Indonesia's Parliament has approved an amnesty for a woman who was jailed after recording lewd phone calls from her boss.
Indonesian President Joko Widodo granted amnesty to Baiq Nuril Maknun after she had exhausted all other legal avenues in the controversial case.
The case has caused outrage and led to warnings that it could discourage victims of sexual abuse from speaking out.
Parliament's approval was met by loud applause as the tearful mother of three, who was in the chamber, covered her face with her hands before kissing the ground.
MP Erma Suryani Ranik read a statement confirming the decision and said in this case "Baiq Nuril was the real victim, instead of the perpetrator".
Ms Nuril, who had been working at a school on the island of Lombok, recorded some parts of lewd telephone calls from the school's principal without his knowledge in 2012 after complaining of sexual harassment.
She then gave a recording to a third person, who distributed it on an electronic device, which resulted in the principal losing his job, court documents showed.
In 2015, the principal reported Ms Nuril to police, which resulted in her being prosecuted under laws targeting the electronic distribution of pornographic material.
Although the case was dismissed by a lower court, prosecutors took it to the Supreme Court and Ms Nuril was jailed for six months and given a 500 million rupiah ($51,660) fine.
Sri Nurherwati, from the National Commission on Violence Against Women, said while the amnesty may have lifted Ms Nuril's punishment, it would do little to tackle the issue of sexual harassment in Indonesia.
There have been a number of high-profile cases in Indonesia in recent years that activists said show victims being penalised for speaking out about harassment.
Indonesia is the world's most populous Muslim-majority country and is predominantly conservative.
Women looking to become police officers in Indonesia are reported to have to undergo an invasive "two-finger" virginity test and be "pretty" as a part of the recruitment process.
While some women have recounted experiences of sexual harassment as part of the #MeToo movement, in general, women are less likely to speak out about abuse compared with women in some other countries, activists said.

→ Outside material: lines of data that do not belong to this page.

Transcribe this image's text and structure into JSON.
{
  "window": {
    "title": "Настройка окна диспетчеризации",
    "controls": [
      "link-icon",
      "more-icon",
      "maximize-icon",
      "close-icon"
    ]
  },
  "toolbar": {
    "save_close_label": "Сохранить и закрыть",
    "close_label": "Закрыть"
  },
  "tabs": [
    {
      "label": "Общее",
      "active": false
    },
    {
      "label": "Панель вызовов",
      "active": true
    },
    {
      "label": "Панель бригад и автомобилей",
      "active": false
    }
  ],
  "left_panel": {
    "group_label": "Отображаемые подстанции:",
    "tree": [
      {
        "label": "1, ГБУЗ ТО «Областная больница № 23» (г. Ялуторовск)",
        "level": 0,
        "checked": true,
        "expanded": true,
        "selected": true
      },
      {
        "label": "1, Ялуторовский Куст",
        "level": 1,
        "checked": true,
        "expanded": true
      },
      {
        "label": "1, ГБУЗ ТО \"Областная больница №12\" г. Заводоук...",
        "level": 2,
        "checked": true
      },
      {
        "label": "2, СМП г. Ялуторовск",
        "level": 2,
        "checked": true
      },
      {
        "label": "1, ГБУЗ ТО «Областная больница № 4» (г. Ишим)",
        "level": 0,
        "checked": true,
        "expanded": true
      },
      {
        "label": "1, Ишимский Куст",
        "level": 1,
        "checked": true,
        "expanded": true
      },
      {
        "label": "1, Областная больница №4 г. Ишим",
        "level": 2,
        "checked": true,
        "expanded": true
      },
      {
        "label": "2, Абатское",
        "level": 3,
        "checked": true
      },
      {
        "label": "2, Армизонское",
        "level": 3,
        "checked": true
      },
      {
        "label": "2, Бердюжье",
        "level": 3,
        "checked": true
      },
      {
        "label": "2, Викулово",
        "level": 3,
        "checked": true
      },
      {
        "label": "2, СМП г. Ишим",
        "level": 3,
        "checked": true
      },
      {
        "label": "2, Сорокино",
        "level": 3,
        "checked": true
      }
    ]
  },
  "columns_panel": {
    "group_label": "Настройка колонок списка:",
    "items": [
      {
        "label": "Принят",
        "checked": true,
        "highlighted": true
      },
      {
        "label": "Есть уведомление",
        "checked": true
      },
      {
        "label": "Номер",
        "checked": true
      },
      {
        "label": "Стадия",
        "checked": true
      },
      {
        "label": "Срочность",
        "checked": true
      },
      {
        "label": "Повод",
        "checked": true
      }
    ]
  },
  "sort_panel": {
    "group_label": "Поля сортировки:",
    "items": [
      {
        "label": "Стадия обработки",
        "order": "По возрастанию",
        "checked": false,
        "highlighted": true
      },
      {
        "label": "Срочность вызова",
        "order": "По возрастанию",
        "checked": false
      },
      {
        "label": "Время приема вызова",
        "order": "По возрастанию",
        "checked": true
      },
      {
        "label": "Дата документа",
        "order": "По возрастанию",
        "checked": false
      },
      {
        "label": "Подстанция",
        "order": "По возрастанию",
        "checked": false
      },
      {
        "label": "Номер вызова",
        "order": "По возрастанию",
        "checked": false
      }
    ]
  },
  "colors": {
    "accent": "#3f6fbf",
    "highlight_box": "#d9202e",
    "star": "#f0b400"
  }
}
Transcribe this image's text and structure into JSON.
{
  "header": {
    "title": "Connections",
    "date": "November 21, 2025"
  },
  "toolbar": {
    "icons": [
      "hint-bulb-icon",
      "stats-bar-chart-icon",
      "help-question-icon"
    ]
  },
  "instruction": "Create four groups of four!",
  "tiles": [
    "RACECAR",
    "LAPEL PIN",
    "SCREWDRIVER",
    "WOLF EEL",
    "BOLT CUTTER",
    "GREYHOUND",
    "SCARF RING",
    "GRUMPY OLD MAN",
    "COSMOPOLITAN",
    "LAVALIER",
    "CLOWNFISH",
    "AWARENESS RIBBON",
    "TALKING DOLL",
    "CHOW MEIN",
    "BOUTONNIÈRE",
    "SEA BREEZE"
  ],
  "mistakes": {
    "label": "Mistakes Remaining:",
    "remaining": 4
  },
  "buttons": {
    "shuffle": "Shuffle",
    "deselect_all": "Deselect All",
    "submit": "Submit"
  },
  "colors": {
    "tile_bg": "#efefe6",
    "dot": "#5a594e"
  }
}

Kartika Jahja, an outspoken artist and rape survivor who has been a strong advocate for gender equality in Indonesia, said women face different risks in the country when speaking out about anything sexual.
She added that, whether it is sexual violence or being sexually expressive, the norms in the country could punish women.
In an interview ahead of the decision, Ms Nuril said if granted an amnesty she intended to take an Umrah Islamic pilgrimage and spend more time with her family after the lengthy legal fight.
"If [women] suffer from something as I did, please don't be afraid to speak up," Ms Nuril said.